“Dear God. I don’t know what to do. I am completely lost. So help me with this call.”
That’s the prayer, written on a piece of paper in front of me. I’m guessing it is like many prayers written on many pieces of paper. It is like the prayers that I read when I flip through the book of Psalms, right in the middle of the Bible.
Psalm 69 starts:
Save me, O God,
for the waters have come up to my neck.
I sink in the miry depths,
where there is no foothold.
Psalm 70 starts:
Hasten, O God, to save me;
come quickly, LORD, to help me.
Psalm 71 starts:
In you, LORD, I have taken refuge;
let me never be put to shame.
In your righteousness, rescue me and deliver me;
turn your ear to me and save me.

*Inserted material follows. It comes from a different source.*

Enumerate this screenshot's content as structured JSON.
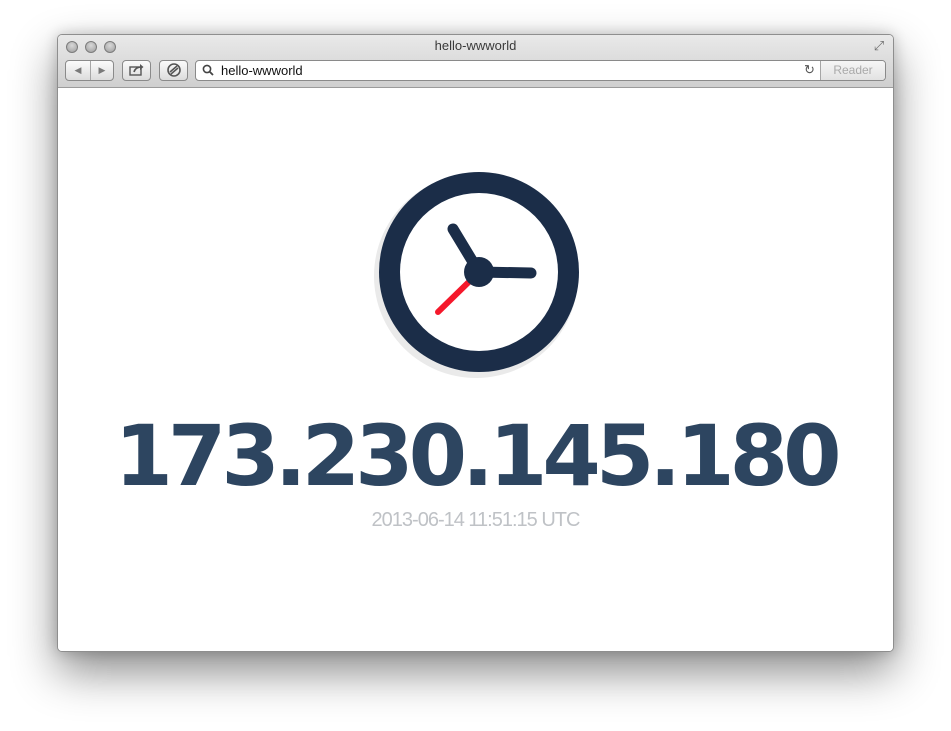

Sometimes we read these psalms, these poems, these prayers, as things we ought to read, as part of a spiritual routine. Sometimes we read these psalms when we are together in a group, doing what we commonly call “church.” We stumble through the discomfort of reading out loud together. We listen for the phrasing of the person in front or the person by our side. We want to get the participation right.
I think that these psalms, some of them anyway, aren’t written to get the participation right. I think they aren’t about any oughtness.
The prayer written on the piece of paper I mentioned at the top? I wrote it. I didn’t write it out of oughtness or out of participation. I was thinking through a difficult situation. I was writing out notes for my conversations. And I didn’t know what to do. And I was completely lost. And I was counting on God reading over my shoulder.
First published in 2011. Still true.